I am having trouble seeing.
It’s not my eyesight. My eyesight is about what you would expect in a 60 year old man and it hasn’t changed much in the last decade.
No, I am talking about a different kind of seeing. The kind of seeing that helps me capture striking images with my camera and create vibrant images with my painting.
I haven’t done much photography or painting recently, and that’s why. I am living the same kind of life I normally live. I am doing mostly the same things. I have an average amount of stress in life, maybe even less than normal. Nothing much has changed. And yet, where I used to see photographs everywhere, I am not anymore. Where I used to have inspiration for paintings, I am not any longer.
I am still taking pictures and they are hopelessly home-brew snapshots, no magic, no “pop”, no “isn’t that interesting.” And I’ve done some really, really bad art recently. A lot of good paper and canvas has died in my bout of blindness.
It’s not the first time this has happened to me, but it’s been a long time now, years and years since I have been this dry. I’ve had a good run. I have probably come to count on inspiration. For me, it has been like manna, always there when I needed it. I stopped thinking about it and just let it flow. Spoiled rotten. That’s been me.
Over the last couple of years, I have studied seeing. I have talked to artists, business leaders, pastors, writers, always asking them how they came to see the things that made their art. I compared it to what I did. It’s been a great learning curve and fascinating. I’ve thought about creating a course on learning to see. I think it would be fascinating. And I do think it’s something we can learn.
But sometimes, knowledge of how to do something is not enough. Sometimes something clicks off and suddenly it’s not there. I know the rules of seeing, how in art we think one way, and as photographer we think another. I know all that stuff, all the techniques, all of it. And I can (and have) thought my way through using all the things I know and still….. flatlined.
Others might not see it that way. Perhaps some people would look at my recent drawings and photographs and think they are OK. Maybe even pretty good. I don’t know. I am not the best judge of my own work.
But I do know this – in my mind everything I have produced image wise has been flat, lifeless, lacking a certain energy.
It will pass. I know this. If you keep putting yourself in inspiration’s way, inspiration will wash over you again. That’s what habits are for. That’s what discipline is for. To keep at it until the energy comes back. The good stuff comes to he who sticks with it. Persistence matters as much at talent, I have learned. Maybe more.

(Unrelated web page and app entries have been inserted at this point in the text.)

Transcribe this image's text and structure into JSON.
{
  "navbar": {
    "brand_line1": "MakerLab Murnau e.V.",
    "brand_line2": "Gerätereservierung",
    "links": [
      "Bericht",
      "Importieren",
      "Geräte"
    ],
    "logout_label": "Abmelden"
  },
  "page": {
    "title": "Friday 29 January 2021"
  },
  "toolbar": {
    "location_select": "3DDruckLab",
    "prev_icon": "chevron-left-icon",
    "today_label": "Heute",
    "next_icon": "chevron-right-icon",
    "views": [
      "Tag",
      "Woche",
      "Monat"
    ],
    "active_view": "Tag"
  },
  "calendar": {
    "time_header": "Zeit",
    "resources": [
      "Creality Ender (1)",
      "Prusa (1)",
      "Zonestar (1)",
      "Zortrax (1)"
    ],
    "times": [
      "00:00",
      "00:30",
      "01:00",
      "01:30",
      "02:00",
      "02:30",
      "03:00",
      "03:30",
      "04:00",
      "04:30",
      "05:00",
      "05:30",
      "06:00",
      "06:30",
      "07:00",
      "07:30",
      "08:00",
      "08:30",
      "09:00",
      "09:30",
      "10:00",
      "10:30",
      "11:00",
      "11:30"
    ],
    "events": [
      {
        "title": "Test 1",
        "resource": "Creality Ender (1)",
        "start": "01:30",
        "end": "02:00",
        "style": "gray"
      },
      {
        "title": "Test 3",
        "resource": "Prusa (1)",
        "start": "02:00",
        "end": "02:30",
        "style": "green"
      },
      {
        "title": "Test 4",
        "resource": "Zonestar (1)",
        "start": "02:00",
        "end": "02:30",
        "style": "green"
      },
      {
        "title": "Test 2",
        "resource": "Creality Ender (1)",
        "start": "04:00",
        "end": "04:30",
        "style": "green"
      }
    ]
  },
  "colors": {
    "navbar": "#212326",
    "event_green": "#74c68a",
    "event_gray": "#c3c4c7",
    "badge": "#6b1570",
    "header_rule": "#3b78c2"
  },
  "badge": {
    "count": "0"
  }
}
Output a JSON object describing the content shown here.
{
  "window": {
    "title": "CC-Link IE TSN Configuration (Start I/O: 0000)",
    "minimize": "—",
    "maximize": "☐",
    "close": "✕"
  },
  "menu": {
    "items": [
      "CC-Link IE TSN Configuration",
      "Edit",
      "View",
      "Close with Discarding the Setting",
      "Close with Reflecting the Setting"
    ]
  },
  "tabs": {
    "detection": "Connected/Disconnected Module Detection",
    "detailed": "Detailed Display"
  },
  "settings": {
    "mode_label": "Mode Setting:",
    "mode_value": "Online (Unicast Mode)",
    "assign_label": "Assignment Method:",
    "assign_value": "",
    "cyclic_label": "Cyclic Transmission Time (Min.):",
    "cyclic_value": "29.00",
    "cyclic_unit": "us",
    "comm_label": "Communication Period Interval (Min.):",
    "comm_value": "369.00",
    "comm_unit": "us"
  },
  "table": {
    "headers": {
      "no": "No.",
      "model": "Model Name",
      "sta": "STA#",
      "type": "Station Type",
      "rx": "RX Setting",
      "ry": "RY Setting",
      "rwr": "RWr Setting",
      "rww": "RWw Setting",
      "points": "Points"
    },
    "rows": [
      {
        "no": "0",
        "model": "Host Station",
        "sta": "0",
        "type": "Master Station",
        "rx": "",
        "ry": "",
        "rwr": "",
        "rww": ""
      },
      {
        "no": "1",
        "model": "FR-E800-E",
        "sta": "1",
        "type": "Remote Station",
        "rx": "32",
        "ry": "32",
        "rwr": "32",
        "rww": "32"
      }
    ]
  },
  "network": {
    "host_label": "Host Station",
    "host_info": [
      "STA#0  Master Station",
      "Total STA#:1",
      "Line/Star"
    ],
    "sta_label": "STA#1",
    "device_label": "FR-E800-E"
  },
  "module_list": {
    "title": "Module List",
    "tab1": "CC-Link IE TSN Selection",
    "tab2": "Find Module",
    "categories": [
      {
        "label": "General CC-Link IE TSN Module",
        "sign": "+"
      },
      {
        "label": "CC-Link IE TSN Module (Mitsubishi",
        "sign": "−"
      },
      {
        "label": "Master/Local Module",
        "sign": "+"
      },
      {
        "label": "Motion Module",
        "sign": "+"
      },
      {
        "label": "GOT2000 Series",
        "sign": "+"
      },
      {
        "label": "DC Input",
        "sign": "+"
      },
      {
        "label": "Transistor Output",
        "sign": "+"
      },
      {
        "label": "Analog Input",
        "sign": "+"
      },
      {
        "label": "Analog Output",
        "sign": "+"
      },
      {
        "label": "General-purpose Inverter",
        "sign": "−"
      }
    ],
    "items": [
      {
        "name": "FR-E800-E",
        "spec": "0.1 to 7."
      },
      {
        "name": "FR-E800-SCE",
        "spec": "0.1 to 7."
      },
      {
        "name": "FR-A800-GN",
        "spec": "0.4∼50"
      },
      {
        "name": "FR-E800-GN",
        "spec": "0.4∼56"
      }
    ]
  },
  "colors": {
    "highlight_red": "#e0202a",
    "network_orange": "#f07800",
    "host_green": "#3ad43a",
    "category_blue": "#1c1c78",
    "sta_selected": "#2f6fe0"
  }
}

But it is frustrating. I have been spoiled for years now with this unending flow of energy of ideas, of being able to see something amazing in something ordinary, of being able to see a painting after the first couple of strokes, of knowing. And for the last little while, there has been no flow. Just the work.
It will pass. And maybe there is something good in it. This dry period is a reminder of how wonderful it is when the manna flows. I am full of gratitude that I’ve had such a long run without a dry spell. And when I can see again, I will do a little dance. You might hear me sing a bit of the Alleluia Chorus, or the refrain of “Elegantly Wasted.” I hope I am not in public when it happens. It might be a little embarrassing.
But that’s OK. That’s another thing about being 60 – I don’t embarrass as easily as I used to. But heaven help whoever might be with me at the time.
Be well. Travel wisely,